The study also demonstrated that older mice who had received the blood transfusions also began to grow new synopses in their brain–connections which are essential for the retention of memory.
This result holds promise far beyond solving the plight of grandparents accompanying their grandchildren through those pesky Halloween hay labyrinths. The researchers said that this information could, in the future, be used to prevent mental aging itself.
“Do I think that having young blood could have an effect on a human? I am thinking more and more that it might,” said Dr. Villeda.
If the same does hold true for humans, this discovery could become a major scientific breakthrough at a time when the world’s elderly population is growing exponentially. Scientists predict that by 2050 global population over 60 will reach a dizzying two billion people, which could cause a massive health care and economic crisis as societies struggle to care for these seniors. Some scientists have said that this explosion of Alzheimer’s alone could cause a “looming medical-care disaster is beyond comparison with anything that has been faced during the entire history of humanity.”

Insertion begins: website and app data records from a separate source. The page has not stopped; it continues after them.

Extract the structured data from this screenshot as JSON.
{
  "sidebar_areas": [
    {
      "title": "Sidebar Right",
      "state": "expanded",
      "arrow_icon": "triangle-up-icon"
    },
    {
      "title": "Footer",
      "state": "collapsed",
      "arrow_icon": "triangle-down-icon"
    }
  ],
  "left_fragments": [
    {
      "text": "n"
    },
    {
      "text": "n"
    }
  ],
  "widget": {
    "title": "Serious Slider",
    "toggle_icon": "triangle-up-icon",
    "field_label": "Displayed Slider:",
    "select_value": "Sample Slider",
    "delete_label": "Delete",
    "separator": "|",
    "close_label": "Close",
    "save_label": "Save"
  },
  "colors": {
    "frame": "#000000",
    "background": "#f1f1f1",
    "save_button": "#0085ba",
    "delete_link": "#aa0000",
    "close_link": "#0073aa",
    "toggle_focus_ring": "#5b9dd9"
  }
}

Scientists are excited about the potentials of this study.
Chris Mason, professor of regenerative medicine bioprocessing at University College London, told The Guardian, “Even if the finding leads only to a drug that prevents, rather than reverses the normal effects of ageing on the brain, the impact upon future generations will be substantial – potentially outweighing other wonder drugs such as penicillin.”
As significant and surprising as this study is, the results are supported by past research. Last year, the same Stanford researchers demonstrated that injecting young mice with old blood led to mental deterioration in the rodents.
This research led them to undertake this more recent experiment to see whether the reverse could be true.
Moving forward, it is unlikely that a vial of youthful blood itself will become the treatment for aging. Instead, scientists say that the new challenge is to identify what compounds inside young blood carry this rejuvenating effect–potentially allowing researchers to extract or replicate these particularly chemicals.
Still, this study itself is a significant scientific breakthrough that once again shows the incredible predictive powers of both science fiction novels and despotic leaders.
Now, I know what you’re thinking: “Kim Jong-il was right!” (Korea’s late leader reputedly spent years injecting himself with the blood of healthy youths.) “Does that mean he was also right about communism?”
Unfortunately, the results in that aspect are inconclusive.